How a Small Business Owner can Organise their Social Media Activities
Compared to a medium or large company that can dedicate staff to handling all their company social media activity, a small business owner may well have to juggle their social marketing along with everything else it takes to run their enterprise.
You can often feel at a disadvantage because it takes a lot of time and effort to invest in an effective social media campaign, and it can also be a daunting task if Facebook, Twitter and other social platforms are not really your forte to begin with.
What most small business owners usually end up doing is haphazardly firing off posts and tweets for a few minutes a day in the hope that some of it may engage with people, and possibly attract more followers.
Back to the drawing board
There are steps that you can take to make your activities more effective, and it is all in the planning. Take some time to go back to the drawing board and you will not only save yourself a lot of anxiety about where your posts are going and who they are reaching, but you will also have a plan of action to follow so you don’t waste your precious time wondering what to do next.
First of all, think about your target audience. Get a writing pad and pen, or use a giant white-board, whatever is best for you to get your ideas written down on. Are you targeting other business owners, logistics managers, IT consultants, buyers, shop owners, or consumers directly?
Once you have your target audience in mind, you should really find out as much about them as possible. Listen to what they are talking about on social media sites. What are they interested in, what problems do they have that you can solve for them with your product or service, in what way can your product or service make their life better?
Time management plan of action
Work out how much time each week that you can realistically dedicate to writing blog posts. Ideally you should plan to have a time-frame for your social media campaign, say two months ahead for example. So lets say you can devote enough time to write three posts per week – once on a Monday, Wednesday and a Friday. You will need to write 24 posts over the next two months.
Write, write and write some more
Your next step is to write engaging content for your posts that will connect with your audience – but this should not be about your product or service directly. If you write posts that continually push your own business, then your target audience will see right through you.
Instead, you should be crafting content that is interesting and informative, and that can possibly answer or solve some issues that your audience may be suffering from. For example, if you were running a small sweet shop where you actually make your own batches of hand-crafted sweets from all-natural ingredients, you could write about easing cold and flu symptoms using natural cures, such as honey and lemon juice, rather than just directly promoting your brand of cough sweets.
Helping your audience with a friendly and informal approach will certainly make you more memorable, and will encourage them to come back for more.
Go back to your notes you made earlier about your target audience. Write about the problems they face, sympathise with their plight, show that you understand where they are coming from. Share any similar experiences that you may have.
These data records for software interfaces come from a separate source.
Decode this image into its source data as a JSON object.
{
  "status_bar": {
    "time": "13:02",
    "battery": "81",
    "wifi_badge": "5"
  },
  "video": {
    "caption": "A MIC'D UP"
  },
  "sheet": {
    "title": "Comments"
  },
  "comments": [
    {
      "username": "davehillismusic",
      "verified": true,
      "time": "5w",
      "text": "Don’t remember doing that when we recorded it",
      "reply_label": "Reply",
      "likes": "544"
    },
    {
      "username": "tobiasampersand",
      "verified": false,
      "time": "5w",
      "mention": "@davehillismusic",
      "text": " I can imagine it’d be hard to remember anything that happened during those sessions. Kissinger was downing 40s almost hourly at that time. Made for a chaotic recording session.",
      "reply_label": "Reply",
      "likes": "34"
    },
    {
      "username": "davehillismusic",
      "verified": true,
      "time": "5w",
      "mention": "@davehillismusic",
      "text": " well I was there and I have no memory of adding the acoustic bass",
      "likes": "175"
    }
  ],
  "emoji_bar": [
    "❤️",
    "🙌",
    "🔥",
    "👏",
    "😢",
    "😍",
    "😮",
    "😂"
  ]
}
Delegate if you need to
If you find it a struggle to come up with creative content, then maybe finding an employee with a natural flair for writing could solve your problem. If this is not an option, maybe a friend or relative could help you out? If you have a little spare money in your marketing budget, you could always hire a professional writer to create your posts for you.
Set up a calendar or wall chart to schedule which days you want your posts to go live over the next two months. This can be a great reminder for yourself or another member of staff who has the responsibility of posting your company content. You can also see at a glance when to take note of any upcoming bank holidays or national events that may disrupt your schedule, and enable you to easily work around them.
Schedule your posts for maximum effect
Automate and schedule your posts for the times and days that they will be most effective. If you are selling shoes or fashion, then your posts will be more effective and reach more of your target audience in the evenings that first thing in the morning. Your prospective customers will be more likely to be browsing and shopping online in the evenings from home for shoes rather than from the office at work where their attention will be focussed on catching up on emails and telephone calls.
For Twitter, lift 3 or 4 attention grabbing quotes from your content to use for tweets, and link them back to your full article on your blog.
For Facebook, look at doing one or two engaging posts, and leave your readers with a question to answer if possible. This will encourage more engagement and a connection with your readers.
If you are writing about something that is accompanied by good graphics, images, information charts or infographics, then don’t forget to pin these to your board at Pinterest.
The local touch
Is your businesses accessible by local people? If you have a physical bricks and mortar shop or retail unit, or you offer a service to local people, then consider writing a press release that your local newspaper would be interested in featuring. Contact their business section and ask if they would be interested in a local interest story about your business.